Market activity caused by program trades and other circumstances that are not reflective of general opinion.

No Load Mutual Fund
A mutual fund that allows shares to be purchased without a sales charge to imposed on its investors.

Nominal Quotation
Bid and asked prices given by a market maker as valuation of a security, but not for trading purposes. Security rules require that nominal quotations be specifically identified as such.

Person or firm, such as a brokerage house, whose name is inscribed on a security certificate if it is different from that of the beneficial owner. The purpose is to expedite transfers of title when the security is sold. The beneficial owner is the true shareholder and he retains all rights of ownership.

A bond that cannot be redeemed before its maturity by the issuer. Call provisions in a bond's indenture agreement specify whether the bond is callable or non-callable. Because so many bonds issues are callable, bond yields are often quoted to the first date at which the bonds could be called instead of maturity.

Non-Cumulative Preferred Stock
Preferred stock on which unpaid dividends do not accrue. Omitted dividends, for the most part, will never be paid. This contrasts with cumulative preferred stock in which omitted dividends accumulate until paid to shareholders.

Non-Public Information
In the securities industry, non-public information most often refers to corporate information that will have a material effect on its stock price when it is released to the public. The information can be either negative or positive. An example of non-public information is an earnings report about to be released that is substantially worse than what most analysts anticipated. It is illegal for insiders to make transactions based on non-public information as they would have an unfair advantage over the rest of the public.

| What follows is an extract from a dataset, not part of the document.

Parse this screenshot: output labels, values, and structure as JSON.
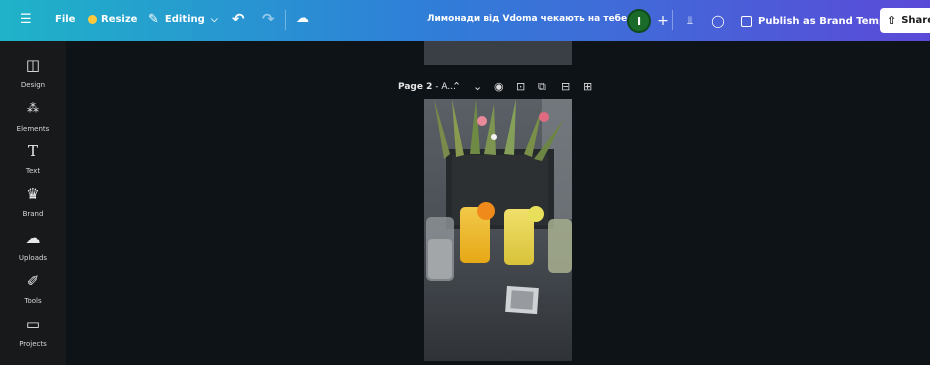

Non-Qualified Plan
A retirement plan or an annuity in which contributions are made with after-tax dollars. The contributions are not tax deductible because the plan or annuity is not an IRS approved pension plan. However, just as with a Qualified Plan, earnings accumulate tax deferred until withdrawn.

Non-Recurring Charge
A one-time write-off or expense--also called "extraordinary charge." These charges are required to be displayed in a corporation's financial statement. An example of a non-recurring charge would be a division that was closed down and written-off.

Nonvoting Stock
Corporate securities in which shareholders of such securities have no voting powers--that is, they may not vote on the election of directors or on any corporate resolutions.

Normal Trading Unit (NTU)
Standard minimum size of a trading unit for a particular security--more commonly referred to as a "round lot." Stocks typically have a normal trading unit of 100 shares. However, inactive stocks may have normal trading units equal to 10 shares. Any amount of shares less than a round lot is called an "odd lot."

Not Held (NH)
A market order to buy or sell that allows a floor broker discretion as to the time and price in executing the best possible trade. NH means the customer will not hold the floor broker responsible if a better execution might have been possible. This type of order qualification is principally used for large block orders.

Nothing Done (ND)
In a day order, upon expiring at the end of the day, the status given to the order if it has not been executed.

Notice of Sale
Advertisement used by a municipal issuer to announce its plan to sell a new issue and to solicit investment bankers to enter bids for the issue.

Not Rated (NR)
Indication used by various rating services to show that a security or a company has not been rated. The abbreviation "NR" is placed next to the security's or company's name.

1: The substitution of an older debt or obligation with a newer one.

2: An agreement to substitute one party to a contract with a new party. The new party has both the rights and obligations required by the original party. To make the transfer effective, consent of all parties is required.